HOUSTON – Feb. 11, 2019 – A Houston-area father who made headlines for befriending his son’s bully made a visit to Marshall Elementary School recently to encourage third through fifth-graders to put an end to bullying.
Aubrey Fontenot made both national and international news in October 2018 after using a different approach to stop his son from being bullied. Instead of confronting the bully, Fontenot decided to address the issue by befriending the young student and using it as a teaching lesson on self-respect and morals. Since then, Fontenot has made it a mission to go around to schools speaking to students of all ages about standing up to bullying with his presentation, Beyond Bullying.
“I’m trying to go from school to school to uplift kids, give them good energy and let them know that there is a lighter side to bullying,” said Fontenot. “That’s the same thing I taught my son and his bully.”
After speaking to his son’s school and the bully’s mother, he discovered that the student was actually dealing with personal struggles at home, causing him to lash out at school. According to his mother Felita Fontenot, he decided to try a different approach: kindness.
“Because of his vocal experience and knowing about what’s going on in the world today with bullying, he just felt compelled and passionate to share his story,” said Fontenot. “The response that we got from the media and social media exposure, I could have never guessed that the video would have been seen five million times.”
During the program, Marshall students defined what bullying meant to them, and exchanged different ideas on how to calmly confront bullying and stop the acts. Fontenot told students that when faced in a situation, the first step is to tell an adult, such as a teacher. Secondly, he suggested for students to be honest with themselves when telling others about the bullying. Lastly, he encouraged each student to find the confidence in standing up for themselves.
“As a school counselor, I always tell my kids that we come in all shapes, colors, sizes and experiences,” said Marshall school counselor Maria Larrasquita. “I always tell them that they are the generation that’s going to change the world and it starts here in school every day.”
Fontenot has continued to receive a lot of attention from numerous media outlets–something he says he never expected to take off.
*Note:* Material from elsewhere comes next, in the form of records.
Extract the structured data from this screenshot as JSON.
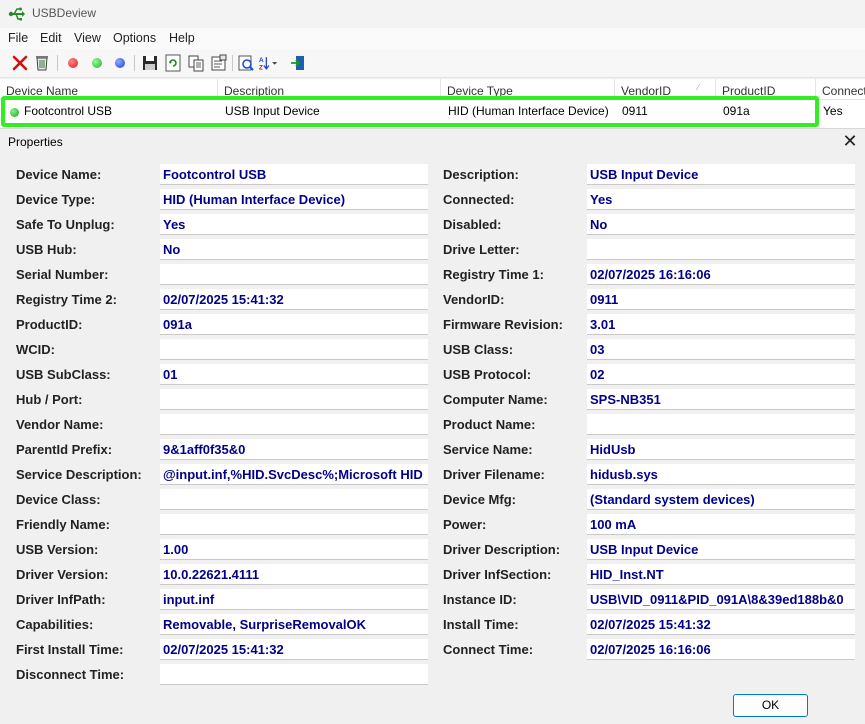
{
  "window": {
    "title": "USBDeview"
  },
  "menu": [
    "File",
    "Edit",
    "View",
    "Options",
    "Help"
  ],
  "toolbar": {
    "icons": [
      "disconnect-icon",
      "uninstall-icon",
      "red-dot-icon",
      "green-dot-icon",
      "blue-dot-icon",
      "save-icon",
      "refresh-icon",
      "copy-icon",
      "properties-icon",
      "find-icon",
      "sort-icon",
      "exit-icon"
    ],
    "colors": {
      "red": "#e01818",
      "green": "#1fb51f",
      "blue": "#1a3fd6"
    }
  },
  "list": {
    "columns": [
      "Device Name",
      "Description",
      "Device Type",
      "VendorID",
      "ProductID",
      "Connected"
    ],
    "rows": [
      {
        "status_color": "#1ba51b",
        "cells": [
          "Footcontrol USB",
          "USB Input Device",
          "HID (Human Interface Device)",
          "0911",
          "091a",
          "Yes"
        ]
      }
    ],
    "highlight_color": "#33ee22"
  },
  "dialog": {
    "title": "Properties",
    "left": [
      {
        "label": "Device Name:",
        "value": "Footcontrol USB"
      },
      {
        "label": "Device Type:",
        "value": "HID (Human Interface Device)"
      },
      {
        "label": "Safe To Unplug:",
        "value": "Yes"
      },
      {
        "label": "USB Hub:",
        "value": "No"
      },
      {
        "label": "Serial Number:",
        "value": ""
      },
      {
        "label": "Registry Time 2:",
        "value": "02/07/2025 15:41:32"
      },
      {
        "label": "ProductID:",
        "value": "091a"
      },
      {
        "label": "WCID:",
        "value": ""
      },
      {
        "label": "USB SubClass:",
        "value": "01"
      },
      {
        "label": "Hub / Port:",
        "value": ""
      },
      {
        "label": "Vendor Name:",
        "value": ""
      },
      {
        "label": "ParentId Prefix:",
        "value": "9&1aff0f35&0"
      },
      {
        "label": "Service Description:",
        "value": "@input.inf,%HID.SvcDesc%;Microsoft HID"
      },
      {
        "label": "Device Class:",
        "value": ""
      },
      {
        "label": "Friendly Name:",
        "value": ""
      },
      {
        "label": "USB Version:",
        "value": "1.00"
      },
      {
        "label": "Driver Version:",
        "value": "10.0.22621.4111"
      },
      {
        "label": "Driver InfPath:",
        "value": "input.inf"
      },
      {
        "label": "Capabilities:",
        "value": "Removable, SurpriseRemovalOK"
      },
      {
        "label": "First Install Time:",
        "value": "02/07/2025 15:41:32"
      },
      {
        "label": "Disconnect Time:",
        "value": ""
      }
    ],
    "right": [
      {
        "label": "Description:",
        "value": "USB Input Device"
      },
      {
        "label": "Connected:",
        "value": "Yes"
      },
      {
        "label": "Disabled:",
        "value": "No"
      },
      {
        "label": "Drive Letter:",
        "value": ""
      },
      {
        "label": "Registry Time 1:",
        "value": "02/07/2025 16:16:06"
      },
      {
        "label": "VendorID:",
        "value": "0911"
      },
      {
        "label": "Firmware Revision:",
        "value": "3.01"
      },
      {
        "label": "USB Class:",
        "value": "03"
      },
      {
        "label": "USB Protocol:",
        "value": "02"
      },
      {
        "label": "Computer Name:",
        "value": "SPS-NB351"
      },
      {
        "label": "Product Name:",
        "value": ""
      },
      {
        "label": "Service Name:",
        "value": "HidUsb"
      },
      {
        "label": "Driver Filename:",
        "value": "hidusb.sys"
      },
      {
        "label": "Device Mfg:",
        "value": "(Standard system devices)"
      },
      {
        "label": "Power:",
        "value": "100 mA"
      },
      {
        "label": "Driver Description:",
        "value": "USB Input Device"
      },
      {
        "label": "Driver InfSection:",
        "value": "HID_Inst.NT"
      },
      {
        "label": "Instance ID:",
        "value": "USB\\VID_0911&PID_091A\\8&39ed188b&0"
      },
      {
        "label": "Install Time:",
        "value": "02/07/2025 15:41:32"
      },
      {
        "label": "Connect Time:",
        "value": "02/07/2025 16:16:06"
      }
    ],
    "ok_label": "OK"
  }
}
As for his son and the bully, both now have a budding friendship.
“They’re best friends,” Fontenot said. “They call each other, they hang out, and have been to Texans’ and Rockets’ games together.”
Fontenot and his mother are currently working on transforming his presentation into a non-profit organization and says his mission is to get people of all ages to think beyond bullying.
“I never thought that I would be doing any of this,” he said. “I really just thought it would be me, my son, his bully, and that’s it. Not the world and other kids.”